On the Fridays of Lent, the traditional Veneration of the Holy Cross is prayed, and at some parishes, Stations of the Cross are also prayed.
Great Lent is above all a time of purification and reflection before the wondrous celebration of the Glorious Resurrection, a time designed to lead us to personal and communal conversion. In view of our common sinfulness and need of purification, this season is as relevant now as ever.
Day of Recollection at St. Julie Billiart Parish
On Saturday, February 3rd, the Maronite Servants attended a Day of Recollection for Consecrated Religious hosted by the Diocese of Fall River, held at St. Julie’s Catholic Church in Dartmouth.
It was a beautiful day of prayer, reflection, conferences, and group sharing. It was a great joy to meet and greet the other consecrated men and women in the Diocese of Fall River. Mass was celebrated by His Excellency, Bishop Edgar de Cunha of the Diocese of Fall River, himself a consecrated religious. The Bishop gave a beautiful homily on the importance of keeping our love for Christ burning brightly in our hearts, and how this is the key to effectively transforming and touching the lives of others.
Catechesis on St. Maron and Great Lent
On Sunday, February 4th, following Divine Liturgy, the Maronite Servants offered a lesson of Catechesis to the children of the parish on the Feast of St. Maron on February 9th and Great Lent.
Sr. Natalie Sayde spoke to the children about the extraordinary life of St. Maron and how and why he is important to us as Maronites.

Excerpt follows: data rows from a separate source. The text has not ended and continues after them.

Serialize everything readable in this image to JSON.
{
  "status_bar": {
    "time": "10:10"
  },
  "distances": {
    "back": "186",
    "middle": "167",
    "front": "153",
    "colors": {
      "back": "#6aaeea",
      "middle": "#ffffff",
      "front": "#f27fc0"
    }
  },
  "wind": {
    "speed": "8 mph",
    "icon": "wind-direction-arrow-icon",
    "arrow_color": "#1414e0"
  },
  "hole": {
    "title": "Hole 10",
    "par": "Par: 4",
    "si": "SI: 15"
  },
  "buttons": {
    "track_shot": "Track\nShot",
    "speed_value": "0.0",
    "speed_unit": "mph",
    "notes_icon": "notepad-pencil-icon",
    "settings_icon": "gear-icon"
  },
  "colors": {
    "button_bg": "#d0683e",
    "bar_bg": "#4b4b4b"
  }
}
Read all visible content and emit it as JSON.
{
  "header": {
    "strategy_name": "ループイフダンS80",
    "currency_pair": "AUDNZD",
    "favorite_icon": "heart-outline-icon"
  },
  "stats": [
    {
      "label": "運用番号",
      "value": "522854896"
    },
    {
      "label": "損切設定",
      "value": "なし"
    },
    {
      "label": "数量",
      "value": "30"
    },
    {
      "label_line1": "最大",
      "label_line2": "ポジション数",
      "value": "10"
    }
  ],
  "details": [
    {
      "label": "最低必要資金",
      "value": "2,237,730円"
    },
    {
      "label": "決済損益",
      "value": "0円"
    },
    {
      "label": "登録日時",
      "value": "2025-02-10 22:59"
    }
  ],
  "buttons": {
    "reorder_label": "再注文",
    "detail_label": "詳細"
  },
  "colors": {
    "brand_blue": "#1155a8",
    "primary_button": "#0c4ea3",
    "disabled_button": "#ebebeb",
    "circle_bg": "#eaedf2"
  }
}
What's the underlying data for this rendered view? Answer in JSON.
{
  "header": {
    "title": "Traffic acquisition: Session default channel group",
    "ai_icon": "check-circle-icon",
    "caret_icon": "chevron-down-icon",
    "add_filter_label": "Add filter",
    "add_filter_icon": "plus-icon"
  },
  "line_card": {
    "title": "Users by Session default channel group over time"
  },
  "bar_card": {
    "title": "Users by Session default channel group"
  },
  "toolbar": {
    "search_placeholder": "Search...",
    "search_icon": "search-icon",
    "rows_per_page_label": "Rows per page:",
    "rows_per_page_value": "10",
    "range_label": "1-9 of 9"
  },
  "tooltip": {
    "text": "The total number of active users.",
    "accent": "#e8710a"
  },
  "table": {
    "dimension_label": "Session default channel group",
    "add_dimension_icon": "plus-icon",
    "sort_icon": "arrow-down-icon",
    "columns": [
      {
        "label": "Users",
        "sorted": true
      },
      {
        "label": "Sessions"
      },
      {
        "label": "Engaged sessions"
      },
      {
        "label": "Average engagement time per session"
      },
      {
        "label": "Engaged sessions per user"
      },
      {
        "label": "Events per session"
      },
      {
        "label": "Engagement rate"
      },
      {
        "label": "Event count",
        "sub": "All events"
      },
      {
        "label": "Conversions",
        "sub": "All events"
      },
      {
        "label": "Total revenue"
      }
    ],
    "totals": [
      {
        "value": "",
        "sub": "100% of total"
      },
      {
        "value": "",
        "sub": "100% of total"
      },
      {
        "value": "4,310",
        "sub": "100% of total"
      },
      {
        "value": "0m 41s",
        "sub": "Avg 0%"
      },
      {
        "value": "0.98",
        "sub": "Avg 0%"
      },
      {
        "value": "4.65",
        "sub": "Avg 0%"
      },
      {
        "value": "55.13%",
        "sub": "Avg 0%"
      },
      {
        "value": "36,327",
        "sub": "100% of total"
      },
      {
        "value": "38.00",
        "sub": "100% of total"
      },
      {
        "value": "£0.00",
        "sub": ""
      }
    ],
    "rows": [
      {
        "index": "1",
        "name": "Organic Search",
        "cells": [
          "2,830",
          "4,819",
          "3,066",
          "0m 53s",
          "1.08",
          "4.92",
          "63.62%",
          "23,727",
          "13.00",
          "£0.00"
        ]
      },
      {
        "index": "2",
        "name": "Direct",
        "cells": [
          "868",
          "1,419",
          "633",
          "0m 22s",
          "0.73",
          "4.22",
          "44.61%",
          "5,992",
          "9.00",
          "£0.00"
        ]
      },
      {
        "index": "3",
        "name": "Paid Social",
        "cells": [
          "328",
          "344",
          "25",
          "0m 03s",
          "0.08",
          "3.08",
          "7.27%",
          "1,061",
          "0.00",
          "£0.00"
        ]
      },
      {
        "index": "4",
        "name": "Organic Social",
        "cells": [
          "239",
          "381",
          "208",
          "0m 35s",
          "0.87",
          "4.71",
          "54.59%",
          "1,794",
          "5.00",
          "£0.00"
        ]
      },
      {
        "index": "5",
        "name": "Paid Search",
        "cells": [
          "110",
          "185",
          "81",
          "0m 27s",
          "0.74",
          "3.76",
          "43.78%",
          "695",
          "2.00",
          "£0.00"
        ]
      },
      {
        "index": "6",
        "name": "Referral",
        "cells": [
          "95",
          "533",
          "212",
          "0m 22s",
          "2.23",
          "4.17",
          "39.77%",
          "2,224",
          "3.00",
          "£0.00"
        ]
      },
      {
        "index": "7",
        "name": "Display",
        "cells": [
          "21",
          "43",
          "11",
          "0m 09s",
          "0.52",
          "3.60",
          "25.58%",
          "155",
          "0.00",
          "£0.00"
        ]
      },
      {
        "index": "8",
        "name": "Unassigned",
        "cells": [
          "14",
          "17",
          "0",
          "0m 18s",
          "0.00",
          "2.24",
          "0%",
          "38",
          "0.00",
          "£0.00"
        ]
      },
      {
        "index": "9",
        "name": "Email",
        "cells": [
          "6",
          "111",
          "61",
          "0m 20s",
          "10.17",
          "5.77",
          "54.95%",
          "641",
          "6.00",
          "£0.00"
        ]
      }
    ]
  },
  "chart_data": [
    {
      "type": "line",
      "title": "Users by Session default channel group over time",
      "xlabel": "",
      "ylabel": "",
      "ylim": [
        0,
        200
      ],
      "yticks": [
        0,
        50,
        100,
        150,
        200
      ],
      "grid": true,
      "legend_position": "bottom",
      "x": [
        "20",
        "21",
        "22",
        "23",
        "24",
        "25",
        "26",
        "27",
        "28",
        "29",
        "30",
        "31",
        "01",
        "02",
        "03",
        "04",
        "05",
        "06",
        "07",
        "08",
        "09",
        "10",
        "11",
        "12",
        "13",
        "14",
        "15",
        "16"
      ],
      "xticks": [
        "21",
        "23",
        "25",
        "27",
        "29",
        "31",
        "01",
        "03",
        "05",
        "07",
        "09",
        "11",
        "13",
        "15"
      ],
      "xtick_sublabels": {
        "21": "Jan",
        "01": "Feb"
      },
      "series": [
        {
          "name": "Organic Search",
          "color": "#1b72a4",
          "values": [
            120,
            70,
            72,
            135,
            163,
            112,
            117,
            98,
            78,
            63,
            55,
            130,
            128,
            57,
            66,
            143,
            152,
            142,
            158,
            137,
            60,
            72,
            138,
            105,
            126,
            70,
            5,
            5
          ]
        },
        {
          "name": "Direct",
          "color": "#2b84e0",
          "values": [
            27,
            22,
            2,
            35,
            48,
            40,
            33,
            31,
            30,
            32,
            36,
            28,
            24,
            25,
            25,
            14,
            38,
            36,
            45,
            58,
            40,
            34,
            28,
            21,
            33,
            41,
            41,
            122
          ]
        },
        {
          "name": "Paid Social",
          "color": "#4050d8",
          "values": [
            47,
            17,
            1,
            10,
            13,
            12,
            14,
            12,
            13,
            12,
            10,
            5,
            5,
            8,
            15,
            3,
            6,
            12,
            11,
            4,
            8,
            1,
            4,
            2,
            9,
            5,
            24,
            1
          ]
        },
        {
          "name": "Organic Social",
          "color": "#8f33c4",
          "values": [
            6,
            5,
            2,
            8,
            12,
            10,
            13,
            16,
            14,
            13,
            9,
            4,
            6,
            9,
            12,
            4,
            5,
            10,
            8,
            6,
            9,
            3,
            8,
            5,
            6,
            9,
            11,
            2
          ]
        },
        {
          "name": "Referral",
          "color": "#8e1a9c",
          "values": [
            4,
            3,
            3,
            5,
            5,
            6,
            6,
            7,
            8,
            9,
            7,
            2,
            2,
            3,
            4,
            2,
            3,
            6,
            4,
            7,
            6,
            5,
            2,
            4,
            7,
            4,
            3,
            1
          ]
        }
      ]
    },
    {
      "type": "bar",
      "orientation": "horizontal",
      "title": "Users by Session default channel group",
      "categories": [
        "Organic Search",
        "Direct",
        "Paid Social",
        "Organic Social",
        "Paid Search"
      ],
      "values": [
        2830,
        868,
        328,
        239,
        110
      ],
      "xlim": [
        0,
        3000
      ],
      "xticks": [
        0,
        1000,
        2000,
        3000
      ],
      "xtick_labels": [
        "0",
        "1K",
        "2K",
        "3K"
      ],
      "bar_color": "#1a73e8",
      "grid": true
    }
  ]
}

Sister reminded the children that for Maronites, the Feast of St. Maron on February 9, is a Holy Day of Obligation, and that we should attend Mass, if we can.
Mother Marla Marie spoke to the children about the importance of the upcoming season of Great Lent, and how Lent is a time for us to exercise our muscles of love, loving God and our neighbor, in a more intentional way. With the help of the sisters and other catechists, each child was able to come up with their own plan for Lent.